- Instructions to follow
Take from the records below each line that holds "kind".

- Material for this exercise
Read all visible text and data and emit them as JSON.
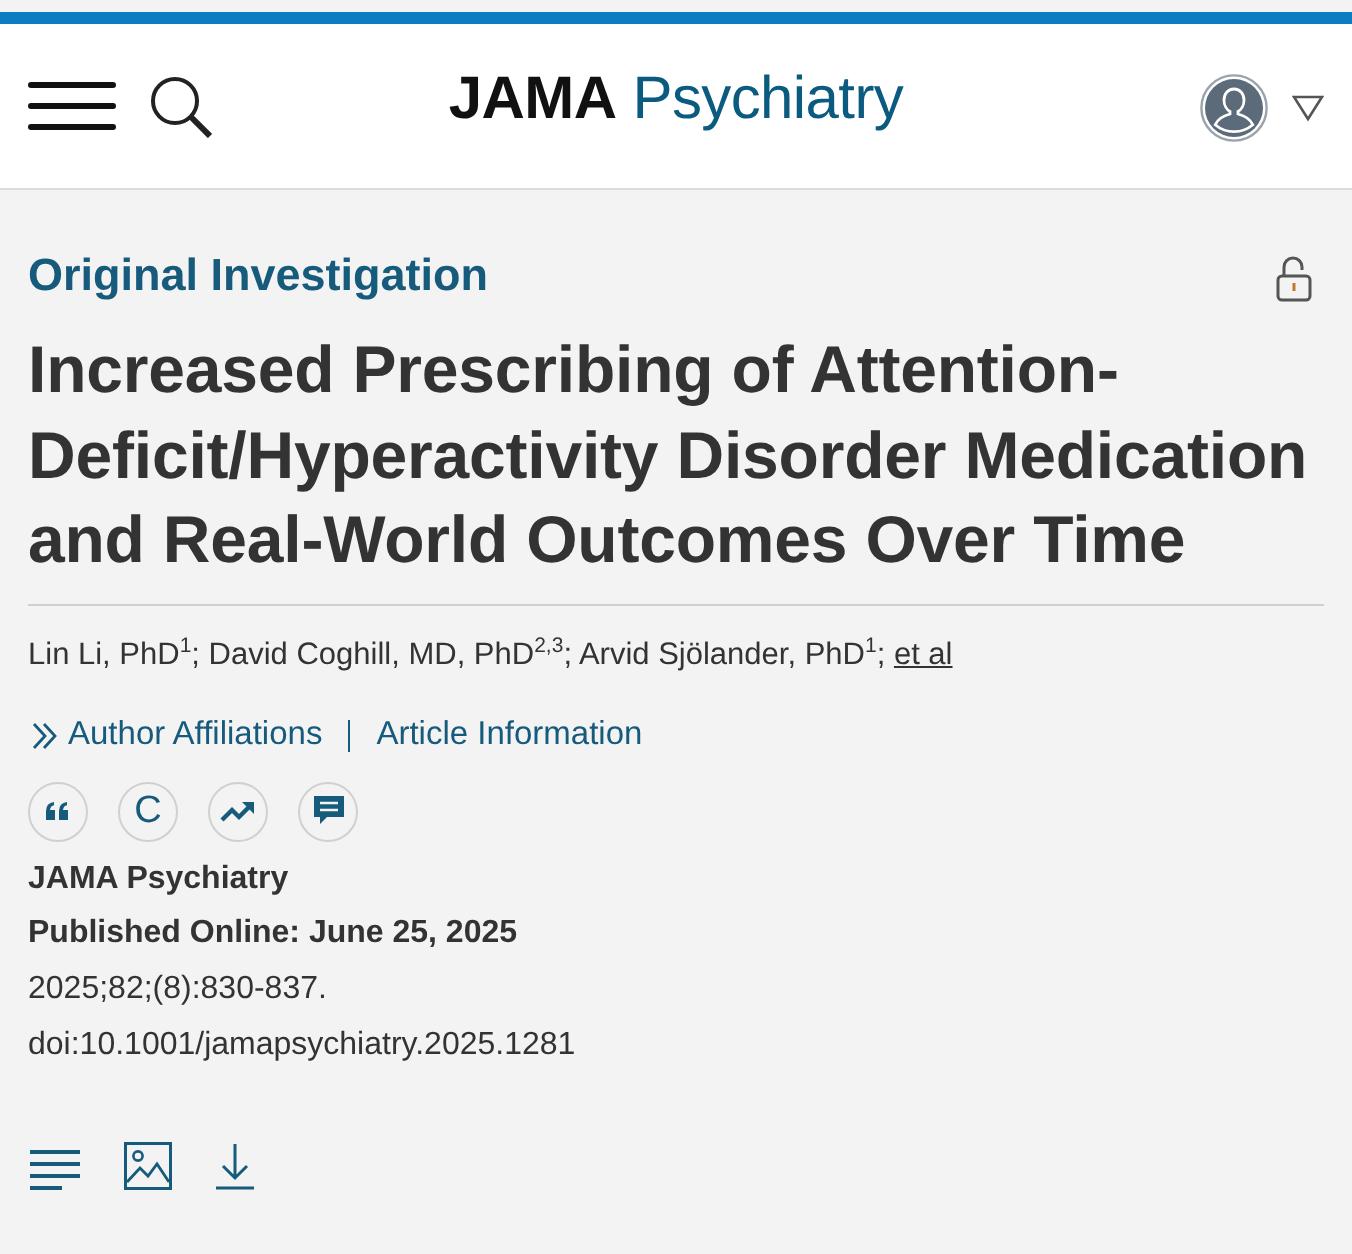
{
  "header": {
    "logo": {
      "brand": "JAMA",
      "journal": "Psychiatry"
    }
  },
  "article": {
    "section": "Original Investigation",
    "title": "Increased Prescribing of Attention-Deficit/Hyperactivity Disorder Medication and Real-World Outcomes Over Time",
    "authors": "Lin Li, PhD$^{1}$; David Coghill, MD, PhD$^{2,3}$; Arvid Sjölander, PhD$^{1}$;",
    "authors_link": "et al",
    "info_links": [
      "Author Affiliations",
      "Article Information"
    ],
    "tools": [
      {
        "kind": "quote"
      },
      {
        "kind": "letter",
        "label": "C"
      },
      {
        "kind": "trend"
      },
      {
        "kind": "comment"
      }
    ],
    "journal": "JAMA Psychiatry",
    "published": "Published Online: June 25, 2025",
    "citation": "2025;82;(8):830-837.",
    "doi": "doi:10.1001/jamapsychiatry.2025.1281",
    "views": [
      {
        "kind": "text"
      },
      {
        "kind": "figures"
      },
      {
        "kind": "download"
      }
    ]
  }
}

- Solution
        "kind": "quote"
        "kind": "letter",
        "kind": "trend"
        "kind": "comment"
        "kind": "text"
        "kind": "figures"
        "kind": "download"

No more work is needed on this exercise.